*Task objective*: Reading the records below, find how many lines include the word "newproject" and give that number alone.
——
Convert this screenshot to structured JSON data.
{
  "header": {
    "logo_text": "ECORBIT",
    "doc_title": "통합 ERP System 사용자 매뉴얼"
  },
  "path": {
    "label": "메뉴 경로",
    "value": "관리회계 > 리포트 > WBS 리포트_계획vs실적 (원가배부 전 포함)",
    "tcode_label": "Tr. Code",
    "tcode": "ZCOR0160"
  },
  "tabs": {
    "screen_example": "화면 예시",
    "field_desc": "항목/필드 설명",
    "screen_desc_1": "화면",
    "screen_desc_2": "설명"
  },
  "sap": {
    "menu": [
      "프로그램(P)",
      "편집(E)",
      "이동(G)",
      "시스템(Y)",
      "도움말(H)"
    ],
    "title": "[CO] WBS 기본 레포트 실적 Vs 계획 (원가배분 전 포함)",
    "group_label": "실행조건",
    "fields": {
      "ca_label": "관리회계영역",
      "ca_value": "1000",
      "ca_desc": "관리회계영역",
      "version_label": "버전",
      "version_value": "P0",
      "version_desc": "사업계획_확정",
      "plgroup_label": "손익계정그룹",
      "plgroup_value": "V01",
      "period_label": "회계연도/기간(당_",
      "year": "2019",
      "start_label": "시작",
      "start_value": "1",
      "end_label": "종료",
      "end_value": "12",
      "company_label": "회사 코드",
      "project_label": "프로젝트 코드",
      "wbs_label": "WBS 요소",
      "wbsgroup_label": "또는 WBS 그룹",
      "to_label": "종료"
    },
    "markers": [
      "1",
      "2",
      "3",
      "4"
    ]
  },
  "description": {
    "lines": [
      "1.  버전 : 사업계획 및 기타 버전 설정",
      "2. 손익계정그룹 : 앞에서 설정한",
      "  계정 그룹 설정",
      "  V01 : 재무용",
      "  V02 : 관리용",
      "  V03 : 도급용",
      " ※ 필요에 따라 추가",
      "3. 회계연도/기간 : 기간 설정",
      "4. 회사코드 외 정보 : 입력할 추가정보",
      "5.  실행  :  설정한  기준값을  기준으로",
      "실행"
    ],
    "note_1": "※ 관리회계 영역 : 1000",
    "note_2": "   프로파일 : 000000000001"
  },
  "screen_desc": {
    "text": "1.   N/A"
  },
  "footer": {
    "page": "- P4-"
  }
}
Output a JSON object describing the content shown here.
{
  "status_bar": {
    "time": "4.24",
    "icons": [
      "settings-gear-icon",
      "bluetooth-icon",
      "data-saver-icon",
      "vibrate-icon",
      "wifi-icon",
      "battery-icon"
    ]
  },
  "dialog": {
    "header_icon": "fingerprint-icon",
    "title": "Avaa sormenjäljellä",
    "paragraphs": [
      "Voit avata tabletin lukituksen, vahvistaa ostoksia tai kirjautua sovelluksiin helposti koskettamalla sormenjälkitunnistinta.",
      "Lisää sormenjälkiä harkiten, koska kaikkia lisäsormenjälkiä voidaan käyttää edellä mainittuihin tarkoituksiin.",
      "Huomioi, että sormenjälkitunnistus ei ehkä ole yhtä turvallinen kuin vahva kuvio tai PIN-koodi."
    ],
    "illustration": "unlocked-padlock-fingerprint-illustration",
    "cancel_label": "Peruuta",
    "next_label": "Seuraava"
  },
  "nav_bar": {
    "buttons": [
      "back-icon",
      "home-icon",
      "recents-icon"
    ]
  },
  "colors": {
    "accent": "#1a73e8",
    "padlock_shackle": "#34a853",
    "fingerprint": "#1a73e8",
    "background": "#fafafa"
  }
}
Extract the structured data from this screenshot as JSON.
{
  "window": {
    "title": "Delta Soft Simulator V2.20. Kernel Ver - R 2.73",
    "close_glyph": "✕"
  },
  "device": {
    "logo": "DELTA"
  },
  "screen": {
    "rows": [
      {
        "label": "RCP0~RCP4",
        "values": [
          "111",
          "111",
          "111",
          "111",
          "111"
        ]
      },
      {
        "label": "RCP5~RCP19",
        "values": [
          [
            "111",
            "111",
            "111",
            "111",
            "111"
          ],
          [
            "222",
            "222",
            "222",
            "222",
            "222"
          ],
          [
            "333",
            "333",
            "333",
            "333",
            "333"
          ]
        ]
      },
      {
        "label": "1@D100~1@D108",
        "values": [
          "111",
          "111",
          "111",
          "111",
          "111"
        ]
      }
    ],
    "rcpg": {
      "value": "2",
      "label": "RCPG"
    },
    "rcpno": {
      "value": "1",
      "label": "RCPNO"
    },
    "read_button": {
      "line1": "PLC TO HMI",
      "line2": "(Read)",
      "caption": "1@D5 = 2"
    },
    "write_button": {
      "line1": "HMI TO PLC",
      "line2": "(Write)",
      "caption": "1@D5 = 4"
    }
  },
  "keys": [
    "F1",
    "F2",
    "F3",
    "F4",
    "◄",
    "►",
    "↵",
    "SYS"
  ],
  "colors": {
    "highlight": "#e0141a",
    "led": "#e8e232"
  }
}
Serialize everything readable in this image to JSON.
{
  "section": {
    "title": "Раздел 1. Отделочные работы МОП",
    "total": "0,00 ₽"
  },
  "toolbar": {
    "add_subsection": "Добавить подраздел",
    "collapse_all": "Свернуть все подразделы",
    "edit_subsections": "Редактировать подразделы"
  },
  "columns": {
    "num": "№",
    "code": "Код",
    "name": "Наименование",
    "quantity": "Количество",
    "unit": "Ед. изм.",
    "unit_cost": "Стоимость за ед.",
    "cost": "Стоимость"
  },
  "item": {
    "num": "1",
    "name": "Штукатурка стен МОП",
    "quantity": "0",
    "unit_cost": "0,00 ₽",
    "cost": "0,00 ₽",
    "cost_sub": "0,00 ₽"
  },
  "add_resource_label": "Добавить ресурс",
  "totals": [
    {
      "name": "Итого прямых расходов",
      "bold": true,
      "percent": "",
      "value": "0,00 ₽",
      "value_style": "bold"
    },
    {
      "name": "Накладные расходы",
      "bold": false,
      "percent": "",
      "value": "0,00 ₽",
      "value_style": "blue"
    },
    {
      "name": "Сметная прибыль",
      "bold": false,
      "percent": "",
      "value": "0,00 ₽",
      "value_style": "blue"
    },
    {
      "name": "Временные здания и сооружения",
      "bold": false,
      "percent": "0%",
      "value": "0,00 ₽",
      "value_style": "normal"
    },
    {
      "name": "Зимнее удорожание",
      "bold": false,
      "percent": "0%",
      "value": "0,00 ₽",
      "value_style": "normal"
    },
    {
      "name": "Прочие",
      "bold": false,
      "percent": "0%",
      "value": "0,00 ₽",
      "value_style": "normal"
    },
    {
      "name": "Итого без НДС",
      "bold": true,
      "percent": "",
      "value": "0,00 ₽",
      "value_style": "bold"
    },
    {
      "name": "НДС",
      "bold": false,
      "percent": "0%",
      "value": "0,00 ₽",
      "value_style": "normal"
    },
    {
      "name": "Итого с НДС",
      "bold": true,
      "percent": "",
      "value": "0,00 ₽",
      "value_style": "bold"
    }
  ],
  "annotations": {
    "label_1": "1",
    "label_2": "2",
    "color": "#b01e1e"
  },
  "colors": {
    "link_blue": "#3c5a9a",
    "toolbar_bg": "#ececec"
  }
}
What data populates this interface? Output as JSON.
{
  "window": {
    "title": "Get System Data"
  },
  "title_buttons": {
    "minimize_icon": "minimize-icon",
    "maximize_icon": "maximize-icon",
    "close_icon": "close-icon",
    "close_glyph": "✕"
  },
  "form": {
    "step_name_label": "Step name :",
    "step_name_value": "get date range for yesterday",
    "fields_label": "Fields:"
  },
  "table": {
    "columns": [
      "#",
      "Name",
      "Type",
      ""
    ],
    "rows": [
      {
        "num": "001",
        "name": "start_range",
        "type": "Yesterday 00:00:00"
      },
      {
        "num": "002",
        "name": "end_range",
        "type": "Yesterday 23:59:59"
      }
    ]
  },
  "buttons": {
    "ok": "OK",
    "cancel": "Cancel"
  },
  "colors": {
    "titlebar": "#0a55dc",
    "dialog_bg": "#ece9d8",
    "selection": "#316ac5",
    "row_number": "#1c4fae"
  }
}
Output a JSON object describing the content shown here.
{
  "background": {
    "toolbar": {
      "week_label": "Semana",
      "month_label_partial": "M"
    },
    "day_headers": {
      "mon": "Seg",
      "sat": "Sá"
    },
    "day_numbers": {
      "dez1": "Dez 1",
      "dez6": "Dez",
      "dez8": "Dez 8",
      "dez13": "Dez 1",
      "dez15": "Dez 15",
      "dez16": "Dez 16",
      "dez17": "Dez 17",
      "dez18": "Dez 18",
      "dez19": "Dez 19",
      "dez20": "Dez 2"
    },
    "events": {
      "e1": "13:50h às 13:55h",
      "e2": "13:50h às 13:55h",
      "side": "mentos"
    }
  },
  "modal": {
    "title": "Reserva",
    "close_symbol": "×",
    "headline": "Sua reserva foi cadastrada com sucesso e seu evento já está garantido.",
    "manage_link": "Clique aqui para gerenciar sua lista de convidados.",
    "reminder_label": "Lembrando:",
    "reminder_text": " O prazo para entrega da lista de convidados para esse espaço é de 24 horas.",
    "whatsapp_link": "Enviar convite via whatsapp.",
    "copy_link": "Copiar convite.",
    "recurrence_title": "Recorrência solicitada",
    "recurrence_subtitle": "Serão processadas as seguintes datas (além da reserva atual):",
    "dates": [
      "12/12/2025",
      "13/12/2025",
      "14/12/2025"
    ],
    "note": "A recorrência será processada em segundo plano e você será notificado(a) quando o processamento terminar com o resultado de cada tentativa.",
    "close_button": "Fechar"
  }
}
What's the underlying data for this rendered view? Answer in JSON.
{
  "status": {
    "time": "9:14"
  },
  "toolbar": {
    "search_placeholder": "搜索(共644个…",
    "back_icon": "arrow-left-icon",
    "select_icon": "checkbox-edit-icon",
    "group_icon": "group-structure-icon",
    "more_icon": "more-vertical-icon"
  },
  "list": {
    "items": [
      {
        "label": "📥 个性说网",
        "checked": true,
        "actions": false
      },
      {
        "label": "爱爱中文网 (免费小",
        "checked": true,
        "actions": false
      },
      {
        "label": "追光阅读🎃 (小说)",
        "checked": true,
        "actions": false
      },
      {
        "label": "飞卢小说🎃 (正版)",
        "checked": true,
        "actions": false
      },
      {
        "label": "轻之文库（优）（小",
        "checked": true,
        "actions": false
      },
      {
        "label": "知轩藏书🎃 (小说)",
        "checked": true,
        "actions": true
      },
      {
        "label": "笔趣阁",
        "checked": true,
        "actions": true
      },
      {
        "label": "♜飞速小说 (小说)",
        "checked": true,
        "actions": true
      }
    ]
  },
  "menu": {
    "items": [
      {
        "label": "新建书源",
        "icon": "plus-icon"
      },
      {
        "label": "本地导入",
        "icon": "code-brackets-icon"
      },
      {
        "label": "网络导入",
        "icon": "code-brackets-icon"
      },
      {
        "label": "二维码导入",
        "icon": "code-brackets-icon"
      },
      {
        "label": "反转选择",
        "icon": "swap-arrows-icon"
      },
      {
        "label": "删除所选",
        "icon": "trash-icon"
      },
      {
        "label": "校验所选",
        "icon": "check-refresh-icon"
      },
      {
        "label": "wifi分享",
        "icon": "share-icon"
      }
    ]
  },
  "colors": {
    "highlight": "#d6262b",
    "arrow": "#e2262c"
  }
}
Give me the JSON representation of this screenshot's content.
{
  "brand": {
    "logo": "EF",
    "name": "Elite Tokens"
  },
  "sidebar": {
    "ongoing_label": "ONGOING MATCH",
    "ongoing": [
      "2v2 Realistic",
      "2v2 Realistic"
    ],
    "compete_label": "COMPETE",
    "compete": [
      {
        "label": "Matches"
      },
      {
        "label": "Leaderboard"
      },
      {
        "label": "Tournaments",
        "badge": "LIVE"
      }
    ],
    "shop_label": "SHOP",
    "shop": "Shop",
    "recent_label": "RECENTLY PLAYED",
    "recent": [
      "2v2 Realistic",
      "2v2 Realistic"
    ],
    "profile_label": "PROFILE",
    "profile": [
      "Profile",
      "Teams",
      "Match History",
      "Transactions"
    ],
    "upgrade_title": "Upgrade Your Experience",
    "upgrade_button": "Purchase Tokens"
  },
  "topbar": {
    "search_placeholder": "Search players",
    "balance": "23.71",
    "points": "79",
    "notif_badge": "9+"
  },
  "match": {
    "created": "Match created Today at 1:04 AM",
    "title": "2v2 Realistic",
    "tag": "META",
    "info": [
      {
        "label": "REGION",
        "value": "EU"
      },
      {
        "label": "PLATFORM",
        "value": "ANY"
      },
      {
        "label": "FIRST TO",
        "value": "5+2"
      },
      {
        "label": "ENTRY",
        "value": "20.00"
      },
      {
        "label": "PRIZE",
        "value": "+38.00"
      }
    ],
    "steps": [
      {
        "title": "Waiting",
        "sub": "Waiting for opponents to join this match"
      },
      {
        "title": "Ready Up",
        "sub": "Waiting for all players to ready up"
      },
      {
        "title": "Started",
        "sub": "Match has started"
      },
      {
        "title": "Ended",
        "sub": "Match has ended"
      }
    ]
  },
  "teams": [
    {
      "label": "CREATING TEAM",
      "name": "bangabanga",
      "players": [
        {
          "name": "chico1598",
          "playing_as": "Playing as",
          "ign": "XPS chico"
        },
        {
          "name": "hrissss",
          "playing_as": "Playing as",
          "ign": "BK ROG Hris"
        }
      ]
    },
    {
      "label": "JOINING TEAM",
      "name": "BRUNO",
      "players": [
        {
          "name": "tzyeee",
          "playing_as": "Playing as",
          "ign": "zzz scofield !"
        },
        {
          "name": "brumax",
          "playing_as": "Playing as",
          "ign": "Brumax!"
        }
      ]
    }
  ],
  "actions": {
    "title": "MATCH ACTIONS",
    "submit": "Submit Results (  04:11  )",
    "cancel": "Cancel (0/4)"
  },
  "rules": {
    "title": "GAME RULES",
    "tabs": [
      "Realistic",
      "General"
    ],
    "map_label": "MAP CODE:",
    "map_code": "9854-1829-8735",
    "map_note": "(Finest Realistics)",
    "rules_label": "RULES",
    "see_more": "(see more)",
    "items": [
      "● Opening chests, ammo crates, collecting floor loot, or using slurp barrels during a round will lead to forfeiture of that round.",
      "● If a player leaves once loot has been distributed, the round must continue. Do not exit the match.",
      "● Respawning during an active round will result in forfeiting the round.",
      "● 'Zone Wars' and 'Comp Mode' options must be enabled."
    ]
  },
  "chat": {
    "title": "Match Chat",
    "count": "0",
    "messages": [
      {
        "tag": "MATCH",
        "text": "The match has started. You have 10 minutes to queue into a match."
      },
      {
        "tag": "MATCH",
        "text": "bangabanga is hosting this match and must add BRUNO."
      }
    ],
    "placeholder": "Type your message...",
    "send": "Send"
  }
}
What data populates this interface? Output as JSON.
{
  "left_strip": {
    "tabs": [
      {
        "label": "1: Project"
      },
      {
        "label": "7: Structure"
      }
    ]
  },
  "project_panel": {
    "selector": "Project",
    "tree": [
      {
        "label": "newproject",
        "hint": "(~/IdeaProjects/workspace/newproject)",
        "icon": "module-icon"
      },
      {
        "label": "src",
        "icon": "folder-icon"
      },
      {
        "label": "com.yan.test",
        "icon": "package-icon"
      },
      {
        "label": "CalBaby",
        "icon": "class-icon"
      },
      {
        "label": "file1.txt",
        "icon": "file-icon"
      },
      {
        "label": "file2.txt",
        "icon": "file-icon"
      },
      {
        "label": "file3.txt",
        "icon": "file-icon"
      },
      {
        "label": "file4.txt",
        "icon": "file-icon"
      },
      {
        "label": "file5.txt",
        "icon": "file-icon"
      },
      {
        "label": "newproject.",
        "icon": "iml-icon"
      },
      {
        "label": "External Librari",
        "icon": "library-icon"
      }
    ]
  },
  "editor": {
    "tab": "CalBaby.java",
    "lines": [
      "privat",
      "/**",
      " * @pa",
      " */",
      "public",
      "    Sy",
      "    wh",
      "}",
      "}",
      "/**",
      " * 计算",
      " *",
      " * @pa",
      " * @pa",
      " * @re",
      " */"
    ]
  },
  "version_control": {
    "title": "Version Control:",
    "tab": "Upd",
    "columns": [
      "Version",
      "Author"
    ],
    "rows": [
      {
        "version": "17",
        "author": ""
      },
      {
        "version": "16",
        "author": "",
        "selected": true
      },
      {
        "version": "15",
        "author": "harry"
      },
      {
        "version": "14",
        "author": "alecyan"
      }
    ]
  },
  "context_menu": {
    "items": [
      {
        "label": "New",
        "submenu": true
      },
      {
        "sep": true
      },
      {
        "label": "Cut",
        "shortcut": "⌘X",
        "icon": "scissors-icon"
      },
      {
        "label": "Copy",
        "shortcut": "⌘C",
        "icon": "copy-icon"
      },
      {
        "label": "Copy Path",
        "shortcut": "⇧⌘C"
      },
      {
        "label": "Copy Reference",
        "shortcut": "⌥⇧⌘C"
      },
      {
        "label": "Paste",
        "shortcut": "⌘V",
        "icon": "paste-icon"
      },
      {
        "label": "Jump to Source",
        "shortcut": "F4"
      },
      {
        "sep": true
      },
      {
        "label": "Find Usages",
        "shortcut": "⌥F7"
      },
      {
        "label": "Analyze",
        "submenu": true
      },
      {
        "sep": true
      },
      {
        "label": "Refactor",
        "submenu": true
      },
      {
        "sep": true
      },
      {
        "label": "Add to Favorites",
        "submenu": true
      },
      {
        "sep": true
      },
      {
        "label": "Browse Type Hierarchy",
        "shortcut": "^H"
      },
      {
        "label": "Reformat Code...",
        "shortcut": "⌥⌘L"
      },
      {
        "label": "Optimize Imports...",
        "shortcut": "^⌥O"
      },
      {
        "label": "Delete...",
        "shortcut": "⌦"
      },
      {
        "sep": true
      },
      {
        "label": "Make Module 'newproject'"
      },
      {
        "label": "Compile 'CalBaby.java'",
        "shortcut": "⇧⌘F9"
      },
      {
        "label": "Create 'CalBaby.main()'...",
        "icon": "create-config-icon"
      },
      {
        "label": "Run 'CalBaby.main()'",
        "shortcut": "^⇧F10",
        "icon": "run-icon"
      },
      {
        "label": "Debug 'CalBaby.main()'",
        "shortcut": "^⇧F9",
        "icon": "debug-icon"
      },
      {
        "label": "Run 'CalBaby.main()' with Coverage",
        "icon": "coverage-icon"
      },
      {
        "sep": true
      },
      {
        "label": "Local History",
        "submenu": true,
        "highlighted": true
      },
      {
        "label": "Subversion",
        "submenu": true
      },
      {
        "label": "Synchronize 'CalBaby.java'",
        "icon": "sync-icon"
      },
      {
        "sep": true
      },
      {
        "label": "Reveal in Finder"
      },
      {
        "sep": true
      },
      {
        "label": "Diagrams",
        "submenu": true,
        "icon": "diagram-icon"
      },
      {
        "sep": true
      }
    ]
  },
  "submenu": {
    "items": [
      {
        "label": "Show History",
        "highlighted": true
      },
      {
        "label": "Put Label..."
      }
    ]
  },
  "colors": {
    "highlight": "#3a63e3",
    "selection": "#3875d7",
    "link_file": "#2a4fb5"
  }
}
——
*Expected answer*: 4